---- Provided data
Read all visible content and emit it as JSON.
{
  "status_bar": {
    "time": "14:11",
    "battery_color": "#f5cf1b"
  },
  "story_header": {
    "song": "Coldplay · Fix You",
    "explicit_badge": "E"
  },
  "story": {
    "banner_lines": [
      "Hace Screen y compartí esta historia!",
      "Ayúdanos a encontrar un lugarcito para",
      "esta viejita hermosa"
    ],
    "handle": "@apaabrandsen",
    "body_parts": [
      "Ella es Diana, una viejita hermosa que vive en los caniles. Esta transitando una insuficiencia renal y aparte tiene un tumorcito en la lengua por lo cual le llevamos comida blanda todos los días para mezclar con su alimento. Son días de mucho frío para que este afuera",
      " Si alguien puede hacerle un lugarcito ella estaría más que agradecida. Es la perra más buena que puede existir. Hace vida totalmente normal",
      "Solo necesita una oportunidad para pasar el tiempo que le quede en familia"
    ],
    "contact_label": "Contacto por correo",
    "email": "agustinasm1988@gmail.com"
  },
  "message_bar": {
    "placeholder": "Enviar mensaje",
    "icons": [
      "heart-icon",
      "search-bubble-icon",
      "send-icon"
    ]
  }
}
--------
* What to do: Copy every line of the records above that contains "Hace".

* Solution for this exercise:
      "Hace Screen y compartí esta historia!",
      " Si alguien puede hacerle un lugarcito ella estaría más que agradecida. Es la perra más buena que puede existir. Hace vida totalmente normal",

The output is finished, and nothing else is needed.